▸ THE PROBLEM
Without the images, write out the entries word for word.

▸ SUPPLIED MATERIAL

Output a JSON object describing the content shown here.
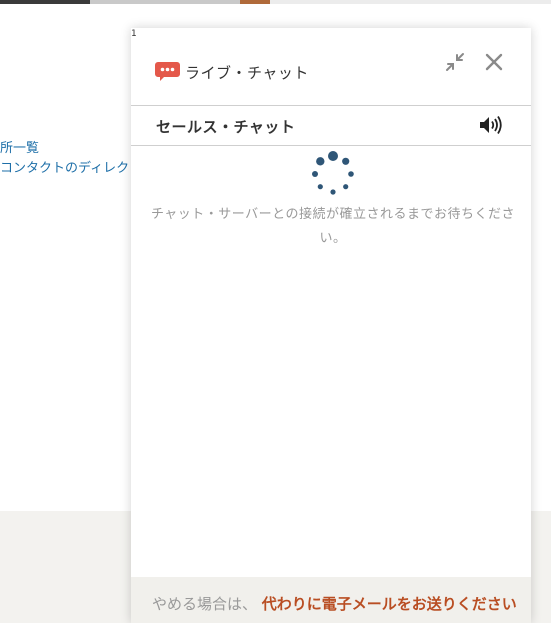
{
  "background": {
    "links": [
      "所一覧",
      "コンタクトのディレク"
    ]
  },
  "widget": {
    "corner_mark": "1",
    "header": {
      "title": "ライブ・チャット",
      "icons": {
        "logo": "speech-bubble-icon",
        "minimize": "minimize-arrows-icon",
        "close": "close-icon"
      }
    },
    "subheader": {
      "title": "セールス・チャット",
      "icons": {
        "sound": "speaker-icon"
      }
    },
    "status": {
      "text": "チャット・サーバーとの接続が確立されるまでお待ちください。"
    },
    "footer": {
      "prefix": "やめる場合は、",
      "link": "代わりに電子メールをお送りください"
    }
  },
  "colors": {
    "accent": "#e4584a",
    "spinner": "#2f5677",
    "link": "#b94e23",
    "bg_link": "#1e6fa8"
  }
}
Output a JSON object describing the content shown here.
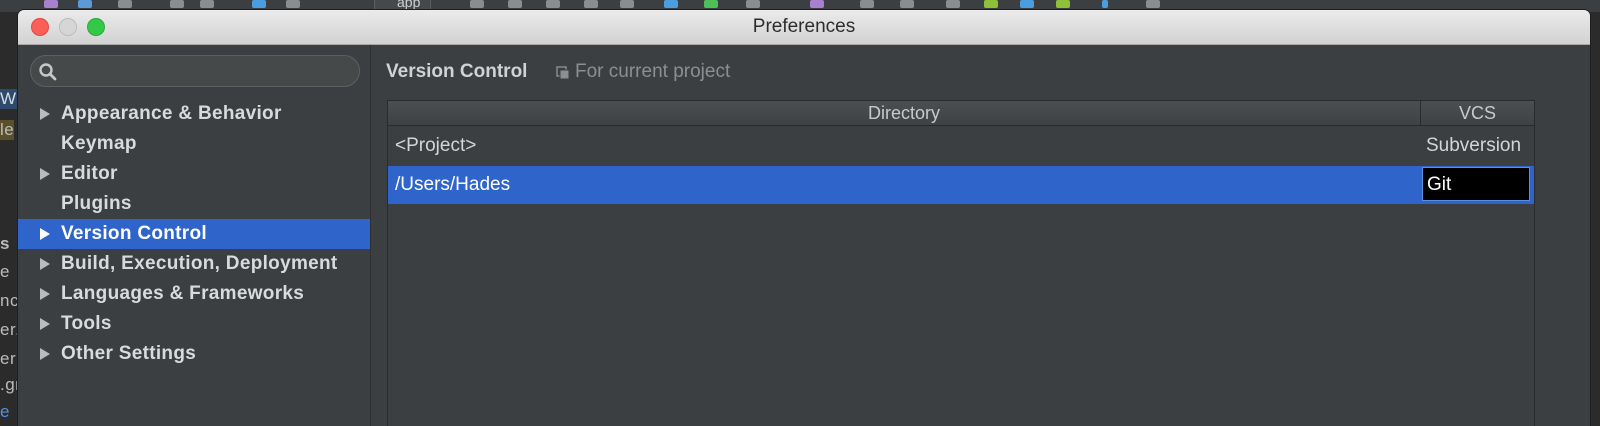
{
  "ide": {
    "toolbar_app_label": "app",
    "left_fragments": [
      "Wo",
      "le",
      "s",
      "e",
      "nc",
      "er.",
      "err",
      ".gr",
      "e"
    ]
  },
  "dialog": {
    "title": "Preferences"
  },
  "sidebar": {
    "search": {
      "value": "",
      "placeholder": ""
    },
    "items": [
      {
        "label": "Appearance & Behavior",
        "expandable": true,
        "selected": false
      },
      {
        "label": "Keymap",
        "expandable": false,
        "selected": false
      },
      {
        "label": "Editor",
        "expandable": true,
        "selected": false
      },
      {
        "label": "Plugins",
        "expandable": false,
        "selected": false
      },
      {
        "label": "Version Control",
        "expandable": true,
        "selected": true
      },
      {
        "label": "Build, Execution, Deployment",
        "expandable": true,
        "selected": false
      },
      {
        "label": "Languages & Frameworks",
        "expandable": true,
        "selected": false
      },
      {
        "label": "Tools",
        "expandable": true,
        "selected": false
      },
      {
        "label": "Other Settings",
        "expandable": true,
        "selected": false
      }
    ]
  },
  "content": {
    "title": "Version Control",
    "scope_label": "For current project",
    "table": {
      "headers": {
        "directory": "Directory",
        "vcs": "VCS"
      },
      "rows": [
        {
          "directory": "<Project>",
          "vcs": "Subversion",
          "selected": false
        },
        {
          "directory": "/Users/Hades",
          "vcs": "Git",
          "selected": true,
          "editing": true
        }
      ]
    }
  },
  "colors": {
    "selection": "#2f65ca",
    "panel": "#3c3f41",
    "text": "#d8dadb",
    "muted_text": "#8c8f91",
    "close_button": "#fc5f57",
    "zoom_button": "#34c84a"
  }
}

▸ ANSWER BOX
Output a JSON object describing the content shown here.
{
  "background": {
    "links": [
      "所一覧",
      "コンタクトのディレク"
    ]
  },
  "widget": {
    "corner_mark": "1",
    "header": {
      "title": "ライブ・チャット",
      "icons": {
        "logo": "speech-bubble-icon",
        "minimize": "minimize-arrows-icon",
        "close": "close-icon"
      }
    },
    "subheader": {
      "title": "セールス・チャット",
      "icons": {
        "sound": "speaker-icon"
      }
    },
    "status": {
      "text": "チャット・サーバーとの接続が確立されるまでお待ちください。"
    },
    "footer": {
      "prefix": "やめる場合は、",
      "link": "代わりに電子メールをお送りください"
    }
  },
  "colors": {
    "accent": "#e4584a",
    "spinner": "#2f5677",
    "link": "#b94e23",
    "bg_link": "#1e6fa8"
  }
}
Output a JSON object describing the content shown here.
{
  "ide": {
    "toolbar_app_label": "app",
    "left_fragments": [
      "Wo",
      "le",
      "s",
      "e",
      "nc",
      "er.",
      "err",
      ".gr",
      "e"
    ]
  },
  "dialog": {
    "title": "Preferences"
  },
  "sidebar": {
    "search": {
      "value": "",
      "placeholder": ""
    },
    "items": [
      {
        "label": "Appearance & Behavior",
        "expandable": true,
        "selected": false
      },
      {
        "label": "Keymap",
        "expandable": false,
        "selected": false
      },
      {
        "label": "Editor",
        "expandable": true,
        "selected": false
      },
      {
        "label": "Plugins",
        "expandable": false,
        "selected": false
      },
      {
        "label": "Version Control",
        "expandable": true,
        "selected": true
      },
      {
        "label": "Build, Execution, Deployment",
        "expandable": true,
        "selected": false
      },
      {
        "label": "Languages & Frameworks",
        "expandable": true,
        "selected": false
      },
      {
        "label": "Tools",
        "expandable": true,
        "selected": false
      },
      {
        "label": "Other Settings",
        "expandable": true,
        "selected": false
      }
    ]
  },
  "content": {
    "title": "Version Control",
    "scope_label": "For current project",
    "table": {
      "headers": {
        "directory": "Directory",
        "vcs": "VCS"
      },
      "rows": [
        {
          "directory": "<Project>",
          "vcs": "Subversion",
          "selected": false
        },
        {
          "directory": "/Users/Hades",
          "vcs": "Git",
          "selected": true,
          "editing": true
        }
      ]
    }
  },
  "colors": {
    "selection": "#2f65ca",
    "panel": "#3c3f41",
    "text": "#d8dadb",
    "muted_text": "#8c8f91",
    "close_button": "#fc5f57",
    "zoom_button": "#34c84a"
  }
}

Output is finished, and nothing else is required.